Take a cue from the Europeans and stop using your dryer every time you wash your clothes. Yes, it takes a bit more planning ahead so you can give the clothes time to dry, but this one is really worth it — dryers are the third biggest energy consumer in the home, behind refrigerators and air conditioners. Another thing you can do is get cold water detergent, so then you can stop using the energy required to heat the water for every load of laundry.
Think About Your Transportation Habits
Before you hop in the car, try to take a bike or use public transport at least once a week. Planes generally use less fuel over very long distances, but really consider whether you could take a bus or train over shorter distances. If you really must drive, try lumping all of your errands into one. There are lots of ways you can lower your carbon footprint in terms of transit, you just have to plan it out a little.
This one's easy — buy local food and products whenever possible. Otherwise, all of your stuff is getting shipped to you from places far and wide, and you can save the shipping energy by buying locally grown or produced items.
Use Less Water
There are myriad ways to approach this one, so just pick your favorite(s) and then run with them. Try not flushing unless it's really necessary, or set a timer to keep your showers shorter, or at the very least make sure you turn the faucet off whenever you possibly can. Water might seem like an endless resource, but actually very little of it is available for human use, so you need to be careful with it.
Not only will buying used items help your bottom line, it'll also help the planet. When you need a new appliance or item of clothing, think about whether or not you could get it somewhere like Craigslist or a thrift store before running out to the mall right away.
Use ENERGY STAR Appliances
When you need a new lightbulb or household appliance, see if it's ENERGY STAR approved. If it is, that means you'll be conserving as much energy as possible just by using that item above a different one.
Turn Off And Unplug
This may seem obvious, but everyone occasionally makes the mistake of leaving on a light that they don't need. One thing that you may not know, though, is that appliances and chargers always drain just a little bit of power from the wall, even when they're not turned on and your phone isn't actually plugged in. If you're in the habit of leaving your laptop plugged in when you're not using it — which I definitely am — then you're wasting some energy that you don't need to waste.
Think About Your Air Conditioner Use
In some places, not using AC at all would be disastrous (I would know, I'm from North Carolina). However, thinking about ways to make your air conditioning more efficient is a very different thing than melting in the summer heat. Could you wait a few days to turn on your AC in the spring, or turn it off a few days early in the fall?
Ditch The Treadmill And The Stationary Bike
You don't need me to tell you that there's a way you can get the same exercise that you'd get on the treadmill or the exercise bike without using any electricity at all (except maybe your iPod). If you're in the habit of going to the gym, try switching things up with a run or an outdoor bike ride once a week — you can even plan it to end at the gym, so you'll still get your stretching and your weightlifting in.

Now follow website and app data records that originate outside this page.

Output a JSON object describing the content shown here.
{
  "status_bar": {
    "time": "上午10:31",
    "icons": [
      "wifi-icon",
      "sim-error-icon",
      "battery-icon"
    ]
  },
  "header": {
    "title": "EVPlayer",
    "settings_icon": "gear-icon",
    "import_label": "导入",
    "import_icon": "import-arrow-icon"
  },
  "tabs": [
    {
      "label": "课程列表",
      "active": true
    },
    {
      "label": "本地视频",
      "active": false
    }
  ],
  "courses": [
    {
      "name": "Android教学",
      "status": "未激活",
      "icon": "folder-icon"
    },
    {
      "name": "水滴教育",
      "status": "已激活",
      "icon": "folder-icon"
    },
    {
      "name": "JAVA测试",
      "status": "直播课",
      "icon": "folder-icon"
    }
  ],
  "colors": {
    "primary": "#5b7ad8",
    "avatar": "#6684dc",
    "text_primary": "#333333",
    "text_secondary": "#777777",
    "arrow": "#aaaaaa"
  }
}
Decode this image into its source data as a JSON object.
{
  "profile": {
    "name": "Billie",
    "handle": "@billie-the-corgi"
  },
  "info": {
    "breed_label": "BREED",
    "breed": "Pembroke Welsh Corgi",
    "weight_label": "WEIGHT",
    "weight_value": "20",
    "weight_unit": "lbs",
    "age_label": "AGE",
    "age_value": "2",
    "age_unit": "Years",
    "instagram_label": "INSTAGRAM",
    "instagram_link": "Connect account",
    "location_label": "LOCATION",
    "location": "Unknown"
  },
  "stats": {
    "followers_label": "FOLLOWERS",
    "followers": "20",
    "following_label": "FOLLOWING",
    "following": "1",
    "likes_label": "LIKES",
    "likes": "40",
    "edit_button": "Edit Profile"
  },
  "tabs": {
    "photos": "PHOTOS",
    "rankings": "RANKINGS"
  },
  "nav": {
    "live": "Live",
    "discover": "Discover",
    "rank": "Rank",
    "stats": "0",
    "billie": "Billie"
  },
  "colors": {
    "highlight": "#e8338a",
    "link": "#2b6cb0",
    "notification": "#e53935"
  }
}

Don't Be Lazy About Recycling
If it's at all possible to recycle any given item — cans, bottles, printer cartridges, phones, old clothes, cardboard — then really make an effort to do it. Figure out your city's recycling policies, and do everything you can to make sure that the stuff you get rid of ends up somewhere besides a landfill.
Join The Local Library
This one truly hurts me, but it uses fewer resources to get a book from the library than to buy a brand new book — no matter how good it smells. Sure, sometimes you just have to buy the book, but if you feel like it won't break your heart not to own it, then head down to your local library instead.
No matter what you choose to do, you'll be doing something good. Don't worry if they seem like too much all put together — this is one instance where every little thing you can do really does help.